Loss of hair can be a side effect of certain drugs, such as those utilized for cancer, arthritis, anxiety, heart issues, gout and hypertension.
Radiation treatment to the head.
The hair may not grow back the like it was in the past.
Many individuals experience a basic thinning of hair a number of months after a physical or emotional shock. This type of loss of hair is momentary.
Excessive hairstyling or hairdos that pull your hair tight, such as pigtails or cornrows, can cause a kind of loss of hair called traction alopecia. Hot-oil hair treatments and permanents likewise can cause hair to fall out. If scarring occurs, loss of hair might be long-term.
Hair Falling Out? This May Be Why
You may be experiencing telogen effluvium, a common kind of loss of hair that I often call “& ldquo; shock shedding.
& rdquo; Learn more. Healthy Skin
What is hair loss?
American Academy of Dermatology (AAD) keeps in mind that 80 million males and females in America have genetic loss of hair (alopecia).
It can impact just the hair on your scalp or your whole body. Although alopecia is more widespread in older adults, excessive hair loss can occur in kids as well.
It's normal to lose between 50 and 100 hairs a day. With about 100,000 hairs on your head, that little loss isn't obvious.
New hair generally replaces the lost hair, however this doesn't constantly happen. Loss of hair can establish gradually over years or take place quickly. Hair loss can be long-term or momentary.
It's difficult to count the quantity of hair lost on an offered day. You might be losing more hair than is normal if you see a big amount of hair in the drain after cleaning your hair or clumps of hair in your brush. You may likewise notice thinning patches of hair or baldness.
If you discover that you're losing more hair than typical, you must go over the issue with your doctor. They can determine the underlying reason for your loss of hair and recommend proper treatment strategies.
What causes hair loss?
First, your medical professional or skin specialist (a physician who concentrates on skin problems) will try to identify the underlying reason for your loss of hair.
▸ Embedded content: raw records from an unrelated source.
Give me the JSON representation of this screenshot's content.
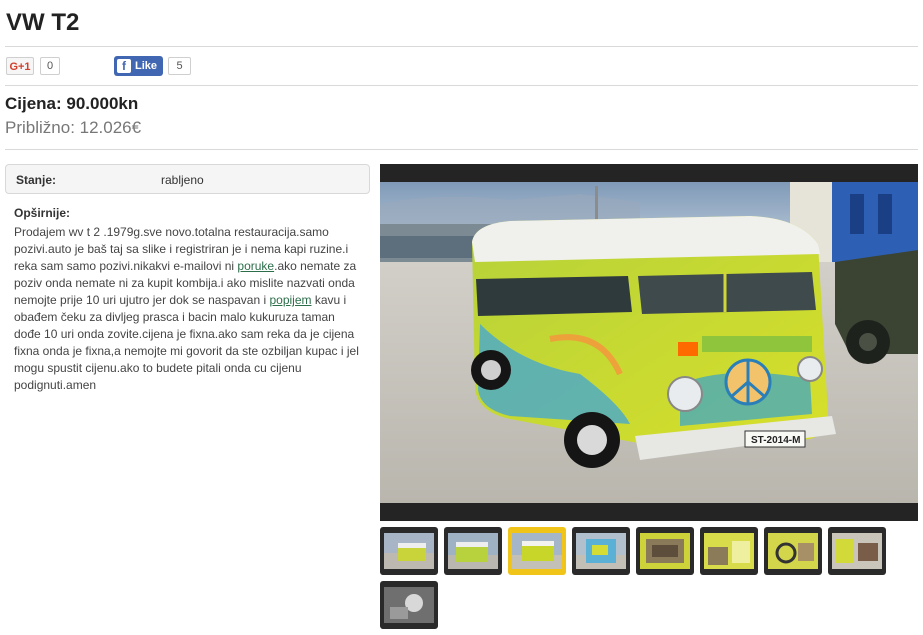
{
  "listing": {
    "title": "VW T2",
    "price": "Cijena: 90.000kn",
    "price_approx": "Približno: 12.026€"
  },
  "social": {
    "gplus_label": "G+1",
    "gplus_count": "0",
    "fb_like_label": "Like",
    "fb_like_count": "5"
  },
  "details": {
    "stanje_label": "Stanje:",
    "stanje_value": "rabljeno",
    "description_label": "Opširnije:",
    "description_parts": [
      "Prodajem wv t 2 .1979g.sve novo.totalna restauracija.samo pozivi.auto je baš taj sa slike i registriran je i nema kapi ruzine.i reka sam samo pozivi.nikakvi e-mailovi ni ",
      "poruke",
      ".ako nemate za poziv onda nemate ni za kupit kombija.i ako mislite nazvati onda nemojte prije 10 uri ujutro jer dok se naspavan i ",
      "popijem",
      " kavu i obađem čeku za divljeg prasca i bacin malo kukuruza taman dođe 10 uri onda zovite.cijena je fixna.ako sam reka da je cijena fixna onda je fixna,a nemojte mi govorit da ste ozbiljan kupac i jel mogu spustit cijenu.ako to budete pitali onda cu cijenu podignuti.amen"
    ]
  },
  "gallery": {
    "main_plate": "ST-2014-M",
    "thumbnail_count": 9,
    "active_thumbnail": 3
  },
  "colors": {
    "van_body": "#c8d62a",
    "van_roof": "#f2f2ee",
    "sky": "#9eb4cc",
    "ground": "#c6c3bc",
    "active_thumb": "#f0c419",
    "link": "#2c6e49",
    "facebook": "#4267b2"
  }
}
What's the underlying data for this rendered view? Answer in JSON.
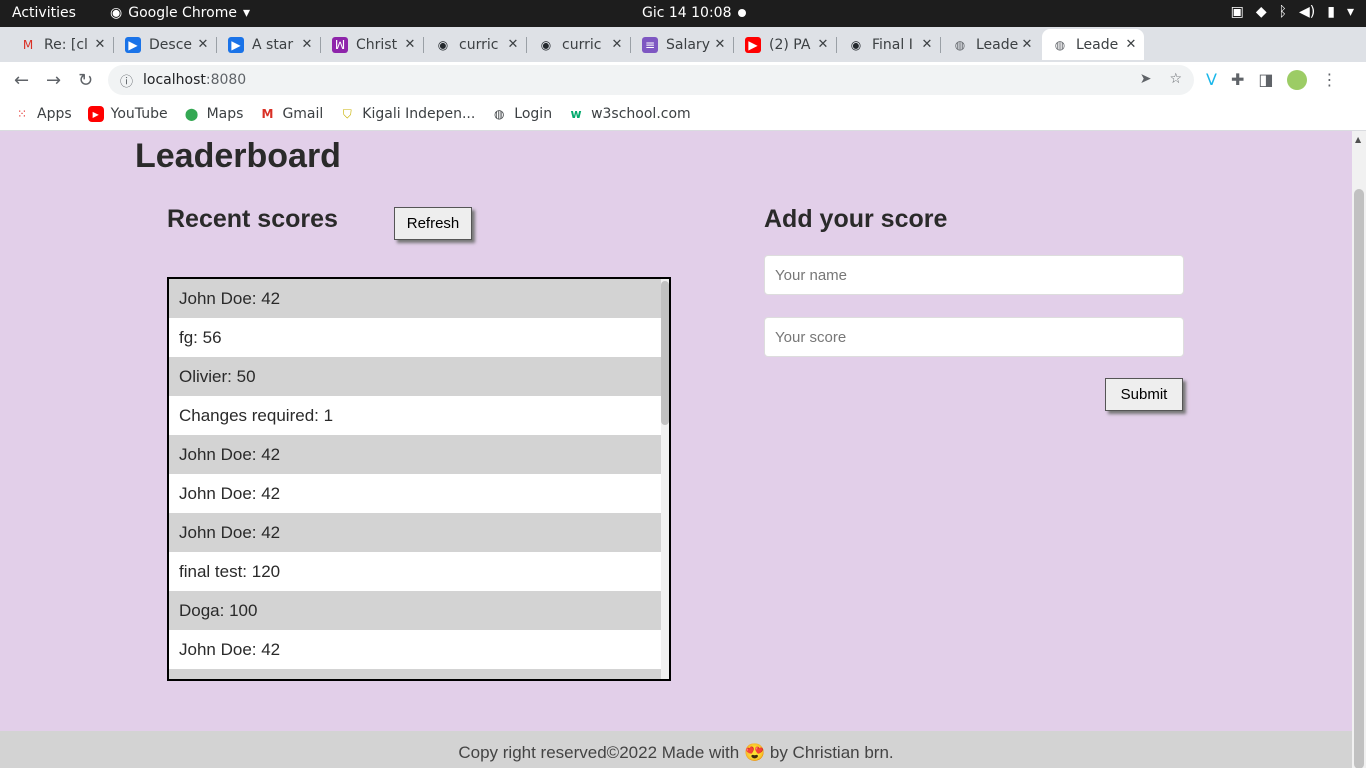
{
  "system": {
    "activities": "Activities",
    "app_name": "Google Chrome",
    "clock": "Gic 14  10:08"
  },
  "tabs": [
    {
      "title": "Re: [cl",
      "icon": "gmail-icon",
      "active": false
    },
    {
      "title": "Desce",
      "icon": "video-icon",
      "active": false
    },
    {
      "title": "A star",
      "icon": "video-icon",
      "active": false
    },
    {
      "title": "Christ",
      "icon": "app-icon",
      "active": false
    },
    {
      "title": "curric",
      "icon": "github-icon",
      "active": false
    },
    {
      "title": "curric",
      "icon": "github-icon",
      "active": false
    },
    {
      "title": "Salary",
      "icon": "doc-icon",
      "active": false
    },
    {
      "title": "(2) PA",
      "icon": "youtube-icon",
      "active": false
    },
    {
      "title": "Final I",
      "icon": "github-icon",
      "active": false
    },
    {
      "title": "Leade",
      "icon": "globe-icon",
      "active": false
    },
    {
      "title": "Leade",
      "icon": "globe-icon",
      "active": true
    }
  ],
  "address": {
    "host": "localhost",
    "port": ":8080"
  },
  "bookmarks": [
    "Apps",
    "YouTube",
    "Maps",
    "Gmail",
    "Kigali Indepen...",
    "Login",
    "w3school.com"
  ],
  "page": {
    "title": "Leaderboard",
    "recent_heading": "Recent scores",
    "refresh_label": "Refresh",
    "add_heading": "Add your score",
    "name_placeholder": "Your name",
    "score_placeholder": "Your score",
    "submit_label": "Submit",
    "scores": [
      "John Doe: 42",
      "fg: 56",
      "Olivier: 50",
      "Changes required: 1",
      "John Doe: 42",
      "John Doe: 42",
      "John Doe: 42",
      "final test: 120",
      "Doga: 100",
      "John Doe: 42",
      ""
    ],
    "footer": {
      "before": "Copy right reserved©2022  Made with ",
      "emoji": "😍",
      "after": " by Christian brn."
    }
  }
}
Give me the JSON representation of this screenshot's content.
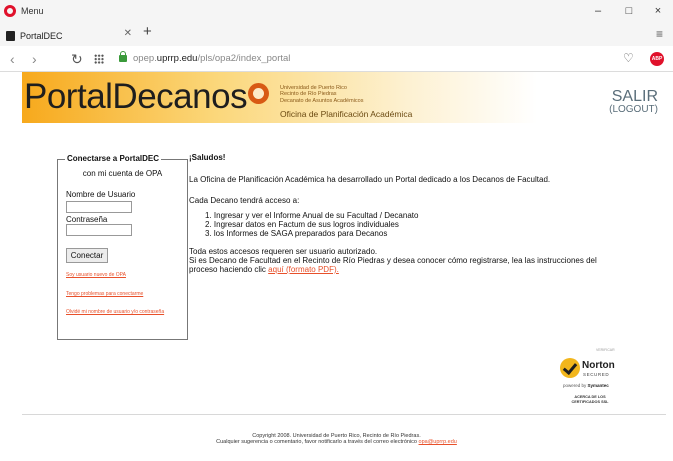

The most typical cause of hair loss is genetic male- or female-pattern baldness.
If you have a household history of baldness, you might have this type of loss of hair. Specific sex hormones can set off genetic loss of hair. It might start as early as the age of puberty.
In many cases, loss of hair may occur with a simple halt in the cycle of hair growth. Major health problems, surgical treatments, or distressing events can set off hair loss. However, your hair will typically start growing back without treatment.
Hormonal modifications can trigger short-term loss of hair. Examples consist of:
stopping making use of birth control pills menopause Medical conditions that can trigger hair loss consist of:
thyroid disease alopecia areata (an autoimmune illness that assaults hair roots) scalp infections like ringworm Diseases that trigger scarring, such as lichen planus and some types of lupus, can result in permanent hair loss since of the scarring.
Loss of hair can also be due to medications utilized to deal with:
cancer high blood pressure arthritis anxiety
A physical or emotional shock may trigger visible hair loss. Examples of this type of shock consist of:
a death in the family
extreme weight reduction
a high fever
Individuals with trichotillomania (hair-pulling condition) have a need to take out their hair, normally from their head, eyebrows, or eyelashes.
Traction hair loss can be due to hairdos that put pressure on the follicles by pulling the hair back really firmly.
A diet lacking in protein iron, and other nutrients can likewise result in thinning hair.